Tuesday, August 05, 2008
I can hardly believe it's been a month since my last garden update and I'm thrilled to report that my garden is abundantly producing veggies and herbs. I've always had a pretty fertile garden, but the raised beds and compost enriched soil seem to have bumped it up another notch. In the colander above is one day's picking of squash, which shows you what a challenge it is to use all the produce. Luckily, I have a lot of nice neighbors to give things to! By the way, I'm intrigued by the fact that the pale green zucchini and the striped green zucchini come from two plants that were growing in the same container!
Monday, August 04, 2008
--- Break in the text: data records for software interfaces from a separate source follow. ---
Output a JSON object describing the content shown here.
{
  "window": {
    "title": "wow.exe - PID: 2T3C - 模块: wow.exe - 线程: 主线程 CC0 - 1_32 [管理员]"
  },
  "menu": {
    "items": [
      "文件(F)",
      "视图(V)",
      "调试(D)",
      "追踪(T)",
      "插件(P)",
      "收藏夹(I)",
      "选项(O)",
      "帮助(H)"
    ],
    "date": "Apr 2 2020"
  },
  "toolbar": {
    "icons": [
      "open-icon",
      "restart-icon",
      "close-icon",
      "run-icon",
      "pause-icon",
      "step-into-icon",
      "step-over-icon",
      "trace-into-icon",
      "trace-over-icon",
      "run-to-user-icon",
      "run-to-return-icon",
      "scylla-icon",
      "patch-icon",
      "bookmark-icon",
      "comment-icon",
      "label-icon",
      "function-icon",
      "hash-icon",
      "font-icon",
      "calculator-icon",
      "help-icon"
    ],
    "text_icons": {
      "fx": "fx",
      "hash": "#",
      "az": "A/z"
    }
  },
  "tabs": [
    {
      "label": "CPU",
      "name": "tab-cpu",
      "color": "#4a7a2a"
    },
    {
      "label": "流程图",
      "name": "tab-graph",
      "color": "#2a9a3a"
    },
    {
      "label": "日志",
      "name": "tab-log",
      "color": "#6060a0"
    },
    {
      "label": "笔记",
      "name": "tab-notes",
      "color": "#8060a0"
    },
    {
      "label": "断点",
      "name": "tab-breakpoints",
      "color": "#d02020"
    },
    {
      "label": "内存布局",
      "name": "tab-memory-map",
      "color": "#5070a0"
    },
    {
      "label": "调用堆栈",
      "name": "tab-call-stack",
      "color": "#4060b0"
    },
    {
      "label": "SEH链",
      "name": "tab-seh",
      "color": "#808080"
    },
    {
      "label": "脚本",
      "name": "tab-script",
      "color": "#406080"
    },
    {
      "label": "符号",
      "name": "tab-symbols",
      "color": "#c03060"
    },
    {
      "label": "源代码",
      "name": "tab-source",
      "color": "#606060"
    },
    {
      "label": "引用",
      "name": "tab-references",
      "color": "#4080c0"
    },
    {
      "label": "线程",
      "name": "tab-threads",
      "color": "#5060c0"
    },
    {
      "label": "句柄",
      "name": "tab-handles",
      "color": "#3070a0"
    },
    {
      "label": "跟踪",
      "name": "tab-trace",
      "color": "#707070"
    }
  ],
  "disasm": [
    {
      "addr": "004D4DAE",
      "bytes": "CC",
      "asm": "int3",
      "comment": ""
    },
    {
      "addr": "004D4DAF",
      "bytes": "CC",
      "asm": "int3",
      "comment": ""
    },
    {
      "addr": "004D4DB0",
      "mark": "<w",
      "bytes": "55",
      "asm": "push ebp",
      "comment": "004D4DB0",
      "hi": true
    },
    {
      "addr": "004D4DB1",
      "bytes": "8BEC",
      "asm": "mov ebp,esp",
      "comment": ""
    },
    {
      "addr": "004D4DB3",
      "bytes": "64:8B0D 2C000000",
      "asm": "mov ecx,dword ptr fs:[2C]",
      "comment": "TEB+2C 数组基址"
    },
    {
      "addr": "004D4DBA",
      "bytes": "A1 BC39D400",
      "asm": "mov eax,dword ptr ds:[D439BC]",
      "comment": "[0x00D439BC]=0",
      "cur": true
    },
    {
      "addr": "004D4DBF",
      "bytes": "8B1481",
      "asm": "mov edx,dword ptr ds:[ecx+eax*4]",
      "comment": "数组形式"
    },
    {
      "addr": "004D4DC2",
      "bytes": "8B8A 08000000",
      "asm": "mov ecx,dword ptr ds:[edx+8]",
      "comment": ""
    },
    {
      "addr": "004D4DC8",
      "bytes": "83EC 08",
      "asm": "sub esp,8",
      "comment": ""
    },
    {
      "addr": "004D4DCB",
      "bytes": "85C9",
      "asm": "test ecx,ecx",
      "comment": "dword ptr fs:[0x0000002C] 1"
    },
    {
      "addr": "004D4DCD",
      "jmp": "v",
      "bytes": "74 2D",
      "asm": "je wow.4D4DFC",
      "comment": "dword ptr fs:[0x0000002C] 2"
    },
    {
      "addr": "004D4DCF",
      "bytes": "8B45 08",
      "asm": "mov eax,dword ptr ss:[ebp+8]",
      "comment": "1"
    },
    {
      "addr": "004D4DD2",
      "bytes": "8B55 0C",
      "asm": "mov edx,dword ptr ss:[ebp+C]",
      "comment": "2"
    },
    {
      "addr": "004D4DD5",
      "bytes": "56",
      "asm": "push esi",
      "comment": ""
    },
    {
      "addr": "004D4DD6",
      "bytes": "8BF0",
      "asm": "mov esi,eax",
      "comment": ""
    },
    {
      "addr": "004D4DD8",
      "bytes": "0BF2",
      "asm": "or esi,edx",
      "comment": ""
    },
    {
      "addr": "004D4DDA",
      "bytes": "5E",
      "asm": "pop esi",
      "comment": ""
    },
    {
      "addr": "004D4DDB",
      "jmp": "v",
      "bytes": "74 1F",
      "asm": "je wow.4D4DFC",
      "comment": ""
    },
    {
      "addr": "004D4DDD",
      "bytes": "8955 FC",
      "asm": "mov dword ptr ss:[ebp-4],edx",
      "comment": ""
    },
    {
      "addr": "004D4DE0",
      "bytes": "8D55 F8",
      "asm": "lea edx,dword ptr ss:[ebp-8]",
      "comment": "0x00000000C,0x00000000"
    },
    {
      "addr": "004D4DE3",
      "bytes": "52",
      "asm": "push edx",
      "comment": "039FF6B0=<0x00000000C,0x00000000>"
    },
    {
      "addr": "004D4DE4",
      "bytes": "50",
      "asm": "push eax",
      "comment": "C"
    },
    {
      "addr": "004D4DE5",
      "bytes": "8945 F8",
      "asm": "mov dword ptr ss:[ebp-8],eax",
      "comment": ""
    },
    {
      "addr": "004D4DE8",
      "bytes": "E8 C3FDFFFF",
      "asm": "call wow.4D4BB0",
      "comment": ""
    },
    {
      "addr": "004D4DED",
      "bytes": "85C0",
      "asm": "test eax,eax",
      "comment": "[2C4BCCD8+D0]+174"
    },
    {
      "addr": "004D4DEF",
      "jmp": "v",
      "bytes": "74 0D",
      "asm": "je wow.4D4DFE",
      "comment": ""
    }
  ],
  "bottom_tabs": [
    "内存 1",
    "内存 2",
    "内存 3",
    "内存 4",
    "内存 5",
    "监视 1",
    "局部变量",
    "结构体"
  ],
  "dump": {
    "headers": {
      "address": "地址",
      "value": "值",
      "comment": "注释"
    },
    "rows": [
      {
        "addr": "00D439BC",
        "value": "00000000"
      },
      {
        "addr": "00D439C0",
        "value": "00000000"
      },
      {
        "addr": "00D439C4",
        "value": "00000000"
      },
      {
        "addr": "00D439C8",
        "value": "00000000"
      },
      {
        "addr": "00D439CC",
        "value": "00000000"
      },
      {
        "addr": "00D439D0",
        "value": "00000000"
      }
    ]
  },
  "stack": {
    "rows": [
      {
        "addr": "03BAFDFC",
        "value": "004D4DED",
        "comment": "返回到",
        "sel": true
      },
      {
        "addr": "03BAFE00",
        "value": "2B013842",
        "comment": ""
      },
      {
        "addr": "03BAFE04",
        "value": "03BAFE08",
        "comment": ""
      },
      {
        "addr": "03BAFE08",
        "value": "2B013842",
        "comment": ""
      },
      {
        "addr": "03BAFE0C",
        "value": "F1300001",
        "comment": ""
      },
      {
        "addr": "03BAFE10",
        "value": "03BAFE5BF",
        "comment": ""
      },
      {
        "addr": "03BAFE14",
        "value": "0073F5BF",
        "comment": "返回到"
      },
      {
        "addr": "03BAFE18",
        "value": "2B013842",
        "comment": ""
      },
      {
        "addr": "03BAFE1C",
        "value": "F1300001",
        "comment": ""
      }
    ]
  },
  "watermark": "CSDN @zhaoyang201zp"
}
(Updated August 2008) Sometimes the simplest idea can really be a keeper, and when my friend Georgette made dinner for me a few years ago and used her stove-top grill pan to cook zucchini slices which she'd simply brushed with olive oil and seasoned with Greek seasoning, I loved it so much I bought my own stove-top grill pan and have been happily using it ever since. This recipe is long overdue for a photo, and it's also perfect for the category of Easy South Beach Recipes, where I share recipes with five ingredients or less.
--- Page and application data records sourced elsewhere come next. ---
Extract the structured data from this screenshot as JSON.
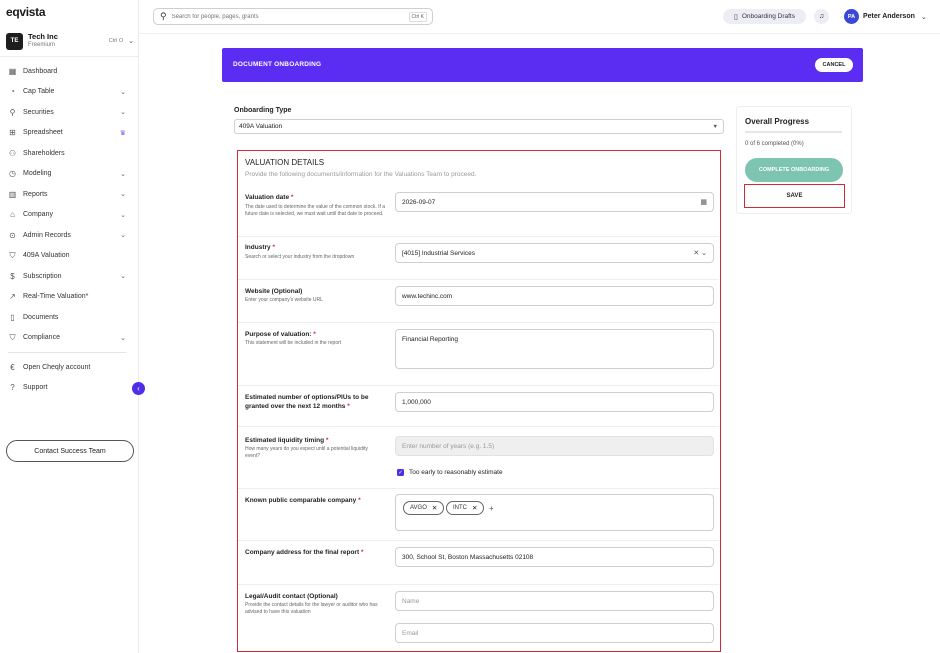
{
  "app": {
    "logo": "eqvista"
  },
  "company": {
    "initials": "TE",
    "name": "Tech Inc",
    "plan": "Freemium",
    "shortcut": "Ctrl O"
  },
  "sidebar": {
    "items": [
      {
        "label": "Dashboard",
        "icon": "dashboard-icon",
        "expandable": false
      },
      {
        "label": "Cap Table",
        "icon": "pie-chart-icon",
        "expandable": true
      },
      {
        "label": "Securities",
        "icon": "securities-icon",
        "expandable": true
      },
      {
        "label": "Spreadsheet",
        "icon": "spreadsheet-icon",
        "expandable": false,
        "premium": true
      },
      {
        "label": "Shareholders",
        "icon": "users-icon",
        "expandable": false
      },
      {
        "label": "Modeling",
        "icon": "modeling-icon",
        "expandable": true
      },
      {
        "label": "Reports",
        "icon": "reports-icon",
        "expandable": true
      },
      {
        "label": "Company",
        "icon": "company-icon",
        "expandable": true
      },
      {
        "label": "Admin Records",
        "icon": "admin-icon",
        "expandable": true
      },
      {
        "label": "409A Valuation",
        "icon": "shield-check-icon",
        "expandable": false
      },
      {
        "label": "Subscription",
        "icon": "subscription-icon",
        "expandable": true
      },
      {
        "label": "Real-Time Valuation*",
        "icon": "trend-icon",
        "expandable": false
      },
      {
        "label": "Documents",
        "icon": "documents-icon",
        "expandable": false
      },
      {
        "label": "Compliance",
        "icon": "compliance-icon",
        "expandable": true
      }
    ],
    "extra": [
      {
        "label": "Open Cheqly account",
        "icon": "cheqly-icon"
      },
      {
        "label": "Support",
        "icon": "help-icon"
      }
    ],
    "contact_button": "Contact Success Team"
  },
  "topbar": {
    "search_placeholder": "Search for people, pages, grants",
    "search_shortcut": "Ctrl K",
    "drafts_label": "Onboarding Drafts",
    "user_initials": "PA",
    "user_name": "Peter Anderson"
  },
  "header": {
    "title": "DOCUMENT ONBOARDING",
    "cancel_label": "CANCEL"
  },
  "onboarding_type": {
    "label": "Onboarding Type",
    "value": "409A Valuation"
  },
  "progress": {
    "title": "Overall Progress",
    "completed": 0,
    "total": 6,
    "text": "0 of 6 completed (0%)",
    "complete_label": "COMPLETE ONBOARDING",
    "save_label": "SAVE",
    "colors": {
      "complete": "#7dc4b1",
      "highlight": "#d12a37"
    }
  },
  "valuation": {
    "title": "VALUATION DETAILS",
    "subtitle": "Provide the following documents/information for the Valuations Team to proceed.",
    "fields": {
      "date": {
        "label": "Valuation date",
        "help": "The date used to determine the value of the common stock. If a future date is selected, we must wait until that date to proceed.",
        "value": "2026-09-07"
      },
      "industry": {
        "label": "Industry",
        "help": "Search or select your industry from the dropdown",
        "value": "[4015] Industrial Services"
      },
      "website": {
        "label": "Website (Optional)",
        "help": "Enter your company's website URL",
        "value": "www.techinc.com"
      },
      "purpose": {
        "label": "Purpose of valuation:",
        "help": "This statement will be included in the report",
        "value": "Financial Reporting"
      },
      "options": {
        "label": "Estimated number of options/PIUs to be granted over the next 12 months",
        "value": "1,000,000"
      },
      "liquidity": {
        "label": "Estimated liquidity timing",
        "help": "How many years do you expect until a potential liquidity event?",
        "placeholder": "Enter number of years (e.g. 1.5)",
        "checkbox_label": "Too early to reasonably estimate",
        "checked": true
      },
      "comparables": {
        "label": "Known public comparable company",
        "chips": [
          "AVGO",
          "INTC"
        ]
      },
      "address": {
        "label": "Company address for the final report",
        "value": "300, School St, Boston Massachusetts 02108"
      },
      "legal": {
        "label": "Legal/Audit contact (Optional)",
        "help": "Provide the contact details for the lawyer or auditor who has advised to have this valuation",
        "name_placeholder": "Name",
        "email_placeholder": "Email"
      }
    }
  },
  "colors": {
    "brand": "#5b2cf2",
    "accent": "#4f2ee8"
  }
}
Saturday, August 02, 2008
|Baked Falafel Patties with a delicious Yogurt-Tahini Sauce.|
I vividly remember years ago when a Mediterranean restaurant opened in Salt Lake City and I had my first taste of Falafel. The traditional round balls of deep-fried Falafel at the restaurant were served inside pita bread, with a yogurt-tahini sauce on the side. The restaurant called it Falafel Sandwich, maybe to accommodate the Utah crowd who wasn't familiar with this type of food. Now Salt Lake has a number of restaurants that serve Falafel, and I love to order it.
Friday, August 01, 2008
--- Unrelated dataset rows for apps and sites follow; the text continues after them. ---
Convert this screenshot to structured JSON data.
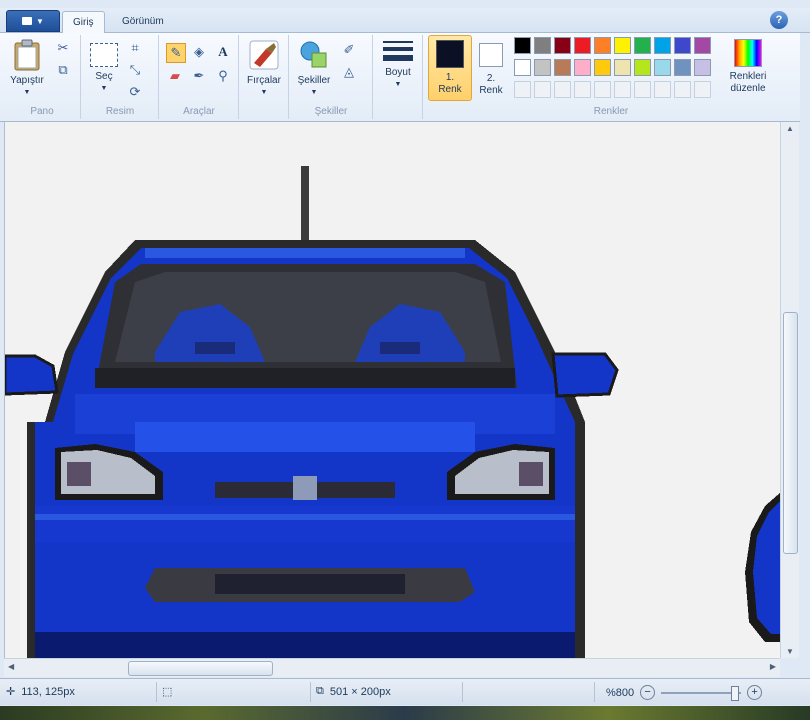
{
  "tabs": [
    {
      "label": "Giriş",
      "active": true
    },
    {
      "label": "Görünüm",
      "active": false
    }
  ],
  "app_menu_icon": "paint-menu-icon",
  "groups": {
    "pano": {
      "label": "Pano",
      "paste_label": "Yapıştır"
    },
    "resim": {
      "label": "Resim",
      "select_label": "Seç"
    },
    "araclar": {
      "label": "Araçlar",
      "text_tool": "A"
    },
    "fircalar": {
      "label": "Fırçalar"
    },
    "sekiller": {
      "label": "Şekiller",
      "shapes_label": "Şekiller"
    },
    "boyut": {
      "label": "Boyut"
    },
    "renkler": {
      "label": "Renkler",
      "color1_line1": "1.",
      "color1_line2": "Renk",
      "color2_line1": "2.",
      "color2_line2": "Renk",
      "edit_line1": "Renkleri",
      "edit_line2": "düzenle",
      "color1": "#0b1024",
      "color2": "#ffffff",
      "palette_row1": [
        "#000000",
        "#7f7f7f",
        "#880015",
        "#ed1c24",
        "#ff7f27",
        "#fff200",
        "#22b14c",
        "#00a2e8",
        "#3f48cc",
        "#a349a4"
      ],
      "palette_row2": [
        "#ffffff",
        "#c3c3c3",
        "#b97a57",
        "#ffaec9",
        "#ffc90e",
        "#efe4b0",
        "#b5e61d",
        "#99d9ea",
        "#7092be",
        "#c8bfe7"
      ]
    }
  },
  "status": {
    "cursor_pos": "113, 125px",
    "image_size": "501 × 200px",
    "zoom": "%800"
  },
  "colors": {
    "car_blue": "#1436c8",
    "car_dark": "#0a1a6e",
    "canvas_bg": "#f2f2f2",
    "window_dark": "#2e3036"
  }
}
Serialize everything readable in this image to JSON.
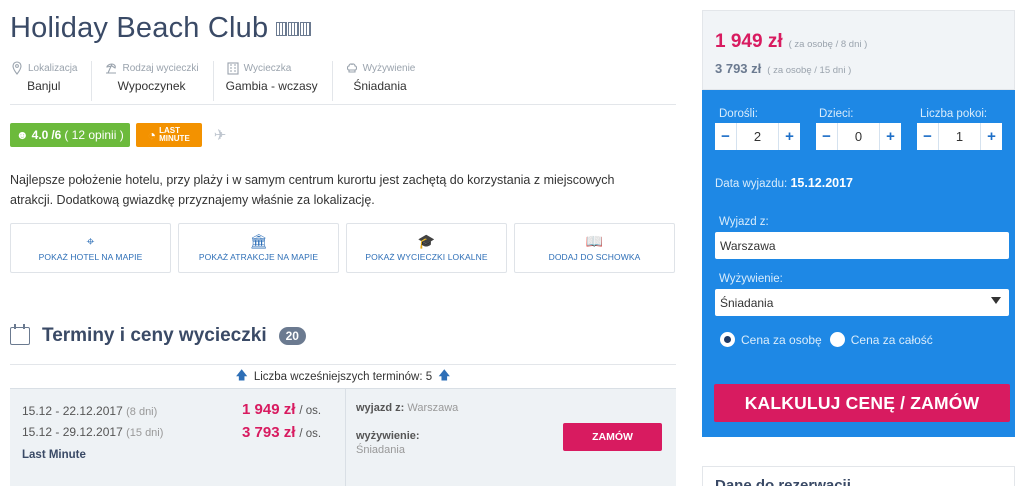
{
  "hotel": {
    "name": "Holiday Beach Club",
    "star_count": 3
  },
  "info": [
    {
      "label": "Lokalizacja",
      "value": "Banjul",
      "icon": "map-pin-icon"
    },
    {
      "label": "Rodzaj wycieczki",
      "value": "Wypoczynek",
      "icon": "beach-icon"
    },
    {
      "label": "Wycieczka",
      "value": "Gambia - wczasy",
      "icon": "building-icon"
    },
    {
      "label": "Wyżywienie",
      "value": "Śniadania",
      "icon": "chef-hat-icon"
    }
  ],
  "rating": {
    "score": "4.0",
    "scale": "/6",
    "reviews": "( 12 opinii )",
    "color": "#6cba3c"
  },
  "last_minute": {
    "line1": "LAST",
    "line2": "MINUTE",
    "color": "#f39200"
  },
  "description": "Najlepsze położenie hotelu, przy plaży i w samym centrum kurortu jest zachętą do korzystania z miejscowych atrakcji. Dodatkową gwiazdkę przyznajemy właśnie za lokalizację.",
  "actions": [
    {
      "label": "POKAŻ HOTEL NA MAPIE",
      "icon": "map-pin-icon"
    },
    {
      "label": "POKAŻ ATRAKCJE NA MAPIE",
      "icon": "museum-icon"
    },
    {
      "label": "POKAŻ WYCIECZKI LOKALNE",
      "icon": "graduation-cap-icon"
    },
    {
      "label": "DODAJ DO SCHOWKA",
      "icon": "book-icon"
    }
  ],
  "terms": {
    "title": "Terminy i ceny wycieczki",
    "count": "20",
    "earlier": "Liczba wcześniejszych terminów: 5",
    "row": {
      "dates": [
        {
          "range": "15.12 - 22.12.2017",
          "days": "(8 dni)",
          "price": "1 949 zł",
          "unit": "/ os."
        },
        {
          "range": "15.12 - 29.12.2017",
          "days": "(15 dni)",
          "price": "3 793 zł",
          "unit": "/ os."
        }
      ],
      "badge": "Last Minute",
      "departure_label": "wyjazd z:",
      "departure_value": "Warszawa",
      "board_label": "wyżywienie:",
      "board_value": "Śniadania",
      "order_label": "ZAMÓW"
    }
  },
  "price_box": {
    "price1": "1 949 zł",
    "note1": "( za osobę / 8 dni )",
    "price2": "3 793 zł",
    "note2": "( za osobę / 15 dni )"
  },
  "calc": {
    "adults_label": "Dorośli:",
    "adults": "2",
    "children_label": "Dzieci:",
    "children": "0",
    "rooms_label": "Liczba pokoi:",
    "rooms": "1",
    "minus": "−",
    "plus": "+",
    "date_label": "Data wyjazdu:",
    "date": "15.12.2017",
    "departure_label": "Wyjazd z:",
    "departure": "Warszawa",
    "board_label": "Wyżywienie:",
    "board": "Śniadania",
    "radio_person": "Cena za osobę",
    "radio_total": "Cena za całość",
    "selected_radio": "person",
    "button": "KALKULUJ CENĘ / ZAMÓW",
    "bg_color": "#1e88e5",
    "accent": "#d81b60"
  },
  "bottom": {
    "text": "Dane do rezerwacji"
  }
}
I've started taking lots of pictures to practice my photography, and Friday Night Photos is where I share some of the photos; hopefully they're entertaining even if they aren't always technically that good! These shots are from a family wedding in June, and the cute twins above are flower girls Morgan and Lauren. Since my brother Rand lives in California and only gets to see them a few times a year, he calls them Bangs (Lauren) and No Bangs (Morgan.)
Posted by Kalyn Denny at 10:13 PM
Kalyn's Favorite Phase One Recipe for July 2008 was
Mashed Cauliflower with Cheese and Dill
Mashed Cauliflower with Cheese and Dill
I can hardly believe another month is ending, not to mention the fact that in just 18 days I'll be going back to work (sob!) One of my goals with the monthly spotlight on phase one recipes from Kalyn's Kitchen and other blogs is to show that phase one recipes aren't really that hard to find. It must be true, because July was a busy month for me with trips to the Denny Family Campout and the BlogHer Conference in San Francisco, but I still managed to bookmark quite a few recipes. As always, I'm including things that can easily be made phase one, with those changes noted. You can use the label Low-Glycemic Recipe Round-Ups to see all the posts like this one.